## TASK OBJECTIVE
Take every line from the listing below that includes "GUIDE" and copy it.
++++
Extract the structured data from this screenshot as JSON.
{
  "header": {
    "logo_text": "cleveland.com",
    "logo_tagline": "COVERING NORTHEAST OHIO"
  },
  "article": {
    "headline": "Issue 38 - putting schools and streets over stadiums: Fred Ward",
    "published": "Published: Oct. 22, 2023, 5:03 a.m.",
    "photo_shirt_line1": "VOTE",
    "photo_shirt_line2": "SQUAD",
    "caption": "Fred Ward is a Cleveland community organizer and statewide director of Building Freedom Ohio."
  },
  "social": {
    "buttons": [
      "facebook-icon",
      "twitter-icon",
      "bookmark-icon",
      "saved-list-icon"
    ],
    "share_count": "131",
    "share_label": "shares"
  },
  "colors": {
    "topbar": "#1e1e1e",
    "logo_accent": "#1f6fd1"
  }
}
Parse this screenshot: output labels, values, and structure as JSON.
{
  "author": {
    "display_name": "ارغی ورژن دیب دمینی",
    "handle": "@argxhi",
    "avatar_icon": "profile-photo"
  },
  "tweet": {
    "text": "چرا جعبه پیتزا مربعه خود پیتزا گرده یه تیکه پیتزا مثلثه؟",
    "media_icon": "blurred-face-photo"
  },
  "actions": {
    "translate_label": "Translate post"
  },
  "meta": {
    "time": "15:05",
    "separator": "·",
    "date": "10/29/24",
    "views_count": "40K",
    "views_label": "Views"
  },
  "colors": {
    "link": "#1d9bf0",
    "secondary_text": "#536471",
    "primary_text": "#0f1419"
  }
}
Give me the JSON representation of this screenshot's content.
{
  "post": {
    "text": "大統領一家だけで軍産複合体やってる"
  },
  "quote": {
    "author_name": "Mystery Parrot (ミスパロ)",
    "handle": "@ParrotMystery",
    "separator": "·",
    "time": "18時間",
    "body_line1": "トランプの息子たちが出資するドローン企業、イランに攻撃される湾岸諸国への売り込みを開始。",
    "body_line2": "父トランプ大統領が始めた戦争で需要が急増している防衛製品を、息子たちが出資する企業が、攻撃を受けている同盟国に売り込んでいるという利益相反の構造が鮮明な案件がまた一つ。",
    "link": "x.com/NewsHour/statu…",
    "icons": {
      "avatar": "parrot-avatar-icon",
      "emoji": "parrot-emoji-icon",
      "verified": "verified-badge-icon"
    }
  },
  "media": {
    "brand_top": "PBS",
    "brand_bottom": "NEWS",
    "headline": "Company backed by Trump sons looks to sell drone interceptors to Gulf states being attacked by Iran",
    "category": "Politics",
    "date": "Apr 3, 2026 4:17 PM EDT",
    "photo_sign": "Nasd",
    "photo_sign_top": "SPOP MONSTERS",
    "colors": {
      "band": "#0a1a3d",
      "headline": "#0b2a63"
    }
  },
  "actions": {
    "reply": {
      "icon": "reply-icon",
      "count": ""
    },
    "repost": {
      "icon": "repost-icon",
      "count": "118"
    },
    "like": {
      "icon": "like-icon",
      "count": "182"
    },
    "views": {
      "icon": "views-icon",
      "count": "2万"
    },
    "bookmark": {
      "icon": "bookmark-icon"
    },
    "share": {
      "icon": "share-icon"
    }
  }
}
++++
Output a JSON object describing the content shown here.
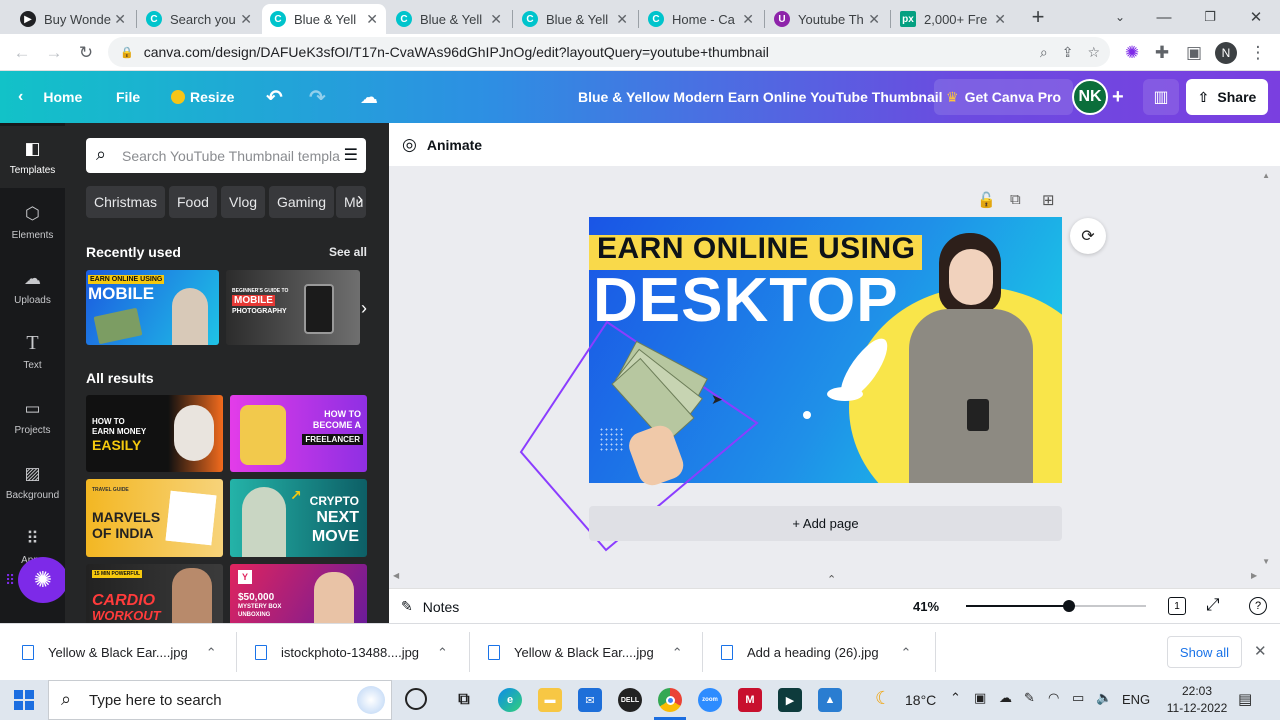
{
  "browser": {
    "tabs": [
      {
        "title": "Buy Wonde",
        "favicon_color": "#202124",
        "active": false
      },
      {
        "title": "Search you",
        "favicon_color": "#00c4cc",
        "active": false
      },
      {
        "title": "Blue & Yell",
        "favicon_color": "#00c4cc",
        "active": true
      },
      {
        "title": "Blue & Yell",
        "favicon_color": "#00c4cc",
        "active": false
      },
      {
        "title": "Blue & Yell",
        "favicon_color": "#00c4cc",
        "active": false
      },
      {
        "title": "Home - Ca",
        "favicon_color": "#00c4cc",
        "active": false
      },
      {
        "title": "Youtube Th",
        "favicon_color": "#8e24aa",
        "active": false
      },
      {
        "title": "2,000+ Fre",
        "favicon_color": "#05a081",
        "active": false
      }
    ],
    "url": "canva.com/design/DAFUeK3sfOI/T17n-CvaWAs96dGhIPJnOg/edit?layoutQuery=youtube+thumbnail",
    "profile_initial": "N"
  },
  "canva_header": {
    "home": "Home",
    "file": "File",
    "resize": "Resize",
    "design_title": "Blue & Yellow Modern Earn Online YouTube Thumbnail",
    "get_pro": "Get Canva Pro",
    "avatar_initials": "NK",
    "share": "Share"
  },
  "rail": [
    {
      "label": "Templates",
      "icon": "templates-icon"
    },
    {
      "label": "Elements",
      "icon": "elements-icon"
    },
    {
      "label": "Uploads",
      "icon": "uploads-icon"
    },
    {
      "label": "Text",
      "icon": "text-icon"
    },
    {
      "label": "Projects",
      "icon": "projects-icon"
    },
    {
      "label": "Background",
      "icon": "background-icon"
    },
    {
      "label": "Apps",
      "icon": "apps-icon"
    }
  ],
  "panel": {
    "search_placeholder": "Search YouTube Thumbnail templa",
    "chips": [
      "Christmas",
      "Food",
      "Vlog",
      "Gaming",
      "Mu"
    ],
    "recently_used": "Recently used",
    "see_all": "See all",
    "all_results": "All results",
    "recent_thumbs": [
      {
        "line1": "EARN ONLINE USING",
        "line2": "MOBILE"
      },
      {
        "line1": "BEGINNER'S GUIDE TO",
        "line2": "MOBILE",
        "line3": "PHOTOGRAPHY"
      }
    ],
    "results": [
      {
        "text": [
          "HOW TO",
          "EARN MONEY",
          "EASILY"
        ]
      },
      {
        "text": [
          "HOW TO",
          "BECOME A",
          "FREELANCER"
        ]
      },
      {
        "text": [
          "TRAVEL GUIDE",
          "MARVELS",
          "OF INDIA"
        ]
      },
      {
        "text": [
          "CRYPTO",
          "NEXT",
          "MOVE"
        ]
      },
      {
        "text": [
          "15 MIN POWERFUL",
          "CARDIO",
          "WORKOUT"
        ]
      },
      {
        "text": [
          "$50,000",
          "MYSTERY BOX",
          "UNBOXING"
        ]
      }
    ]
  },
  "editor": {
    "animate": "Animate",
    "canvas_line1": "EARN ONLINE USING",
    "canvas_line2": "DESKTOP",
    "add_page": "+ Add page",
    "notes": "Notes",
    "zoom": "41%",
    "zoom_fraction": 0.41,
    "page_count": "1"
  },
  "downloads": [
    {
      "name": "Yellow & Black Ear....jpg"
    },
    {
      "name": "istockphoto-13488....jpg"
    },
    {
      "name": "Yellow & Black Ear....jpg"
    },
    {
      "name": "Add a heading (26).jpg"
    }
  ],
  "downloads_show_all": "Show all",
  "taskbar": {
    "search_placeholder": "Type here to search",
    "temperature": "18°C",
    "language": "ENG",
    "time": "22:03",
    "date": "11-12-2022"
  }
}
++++
## RESULT OF THE EXERCISE
        "line1": "BEGINNER'S GUIDE TO",
          "TRAVEL GUIDE",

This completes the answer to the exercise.